Magnesium is one of the most essential minerals your body needs. In fact, it's used by every single organ and plays an important role in energy production, according to the U.S. National Library of Medicine.
Your body contains about 25 grams of magnesium, about half of which is found in your bones, according to Oregon State University. The rest is found mostly in muscle tissue. Healthy adults typically need between 310 and 420 milligrams of magnesium a day, depending on their age and sex. Good food sources of magnesium include Brazil nuts, cashews, leafy greens and legumes.
The normal range for magnesium levels on a blood test is 1.3 to 2.1 milliequivalents per liter or mEq/L, according to the Library of Medicine. But when you're low in magnesium, you might find yourself dealing with fatigue, numbness or muscle cramps, spasms or weakness. Left untreated, complications of a magnesium deficiency can become even more serious, according to Oregon State University. Low magnesium has been linked to higher risks of heart disease, osteoporosis and type 2 diabetes.
How Chemotherapy Can Affect Magnesium Levels

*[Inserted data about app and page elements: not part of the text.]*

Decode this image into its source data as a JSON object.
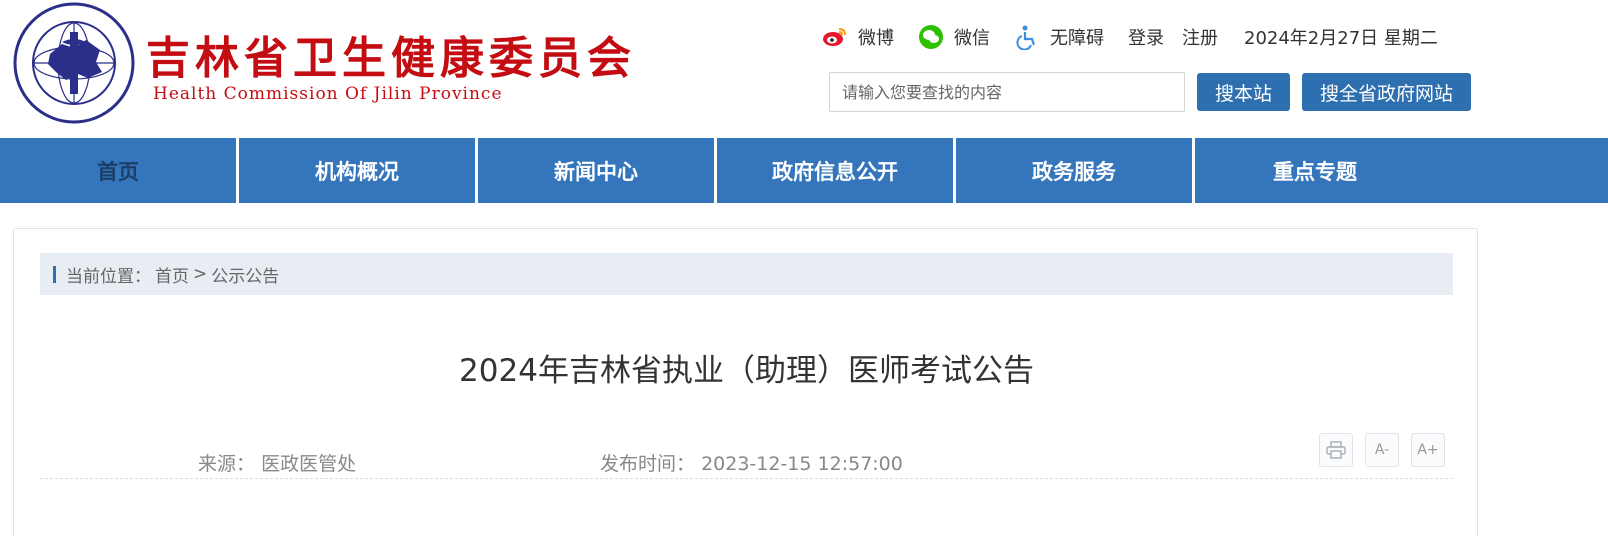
{
  "header": {
    "title_cn": "吉林省卫生健康委员会",
    "title_en": "Health Commission Of Jilin Province",
    "logo_ring_text": "吉林省卫生健康委员会 Health Commission Of Jilin Province",
    "links": [
      {
        "label": "微博",
        "icon": "weibo-icon"
      },
      {
        "label": "微信",
        "icon": "wechat-icon"
      },
      {
        "label": "无障碍",
        "icon": "accessibility-icon"
      }
    ],
    "login": "登录",
    "register": "注册",
    "date": "2024年2月27日 星期二"
  },
  "search": {
    "placeholder": "请输入您要查找的内容",
    "value": "",
    "btn_site": "搜本站",
    "btn_province": "搜全省政府网站"
  },
  "nav": {
    "items": [
      "首页",
      "机构概况",
      "新闻中心",
      "政府信息公开",
      "政务服务",
      "重点专题"
    ],
    "active_index": 0
  },
  "breadcrumb": {
    "label": "当前位置：",
    "home": "首页",
    "sep": ">",
    "current": "公示公告"
  },
  "article": {
    "title": "2024年吉林省执业（助理）医师考试公告",
    "source_label": "来源：",
    "source": "医政医管处",
    "time_label": "发布时间：",
    "time": "2023-12-15 12:57:00"
  },
  "tools": {
    "print_icon": "printer-icon",
    "font_smaller": "A-",
    "font_larger": "A+"
  },
  "colors": {
    "brand_red": "#c40d13",
    "nav_blue": "#3475bb",
    "button_blue": "#2e6fb0"
  }
}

If you're undergoing chemotherapy, the medications themselves could cause your magnesium levels to drop. Cancer patients receiving such chemotherapy drugs as cisplatin, cetuximab, interleukin-2 and cyclosporine may experience a dip in magnesium levels within three weeks of beginning treatment because of the way these drugs affect kidney function, Megan Kruse, MD, an oncologist at the Cleveland Clinic, tells LIVESTRONG.com.
Chemotherapy can also cause diarrhea, according to the American Cancer Society, and chronic diarrhea is a common cause of low magnesium, the Library of Medicine reports.
However, low magnesium from chemo isn't usually a permanent problem. "Though magnesium levels can be low for months after chemotherapy, most levels rebound after treatment," Dr. Kruse says.
Your health care provider will likely measure your magnesium levels (as well as levels of other nutrients) through regular blood tests during chemotherapy. "Since low magnesium can be associated with serious cardiovascular arrhythmias, it's very important that we monitor magnesium levels throughout chemotherapy," Kelsey Martin, MD, an oncologist and assistant professor of clinical medicine at Yale School of Medicine, tells LIVESTRONG.com.
"If a patient's magnesium levels are low, we may suggest an oral medication or IV injection," Dr. Martin adds. However, magnesium supplements aren't ideal for every patient: The therapy can also cause diarrhea, so supplementing requires ongoing monitoring, she adds.
Certain people should not use magnesium supplements, including those taking medications for heart disease, high blood pressure or diabetes, according to Memorial Sloan Kettering Cancer Center. Always discuss supplements you're interested in trying with your doctor first, especially during cancer treatment. Getting plenty of this vital nutrient through your diet, on the other hand, has not been linked to any worrisome side effects.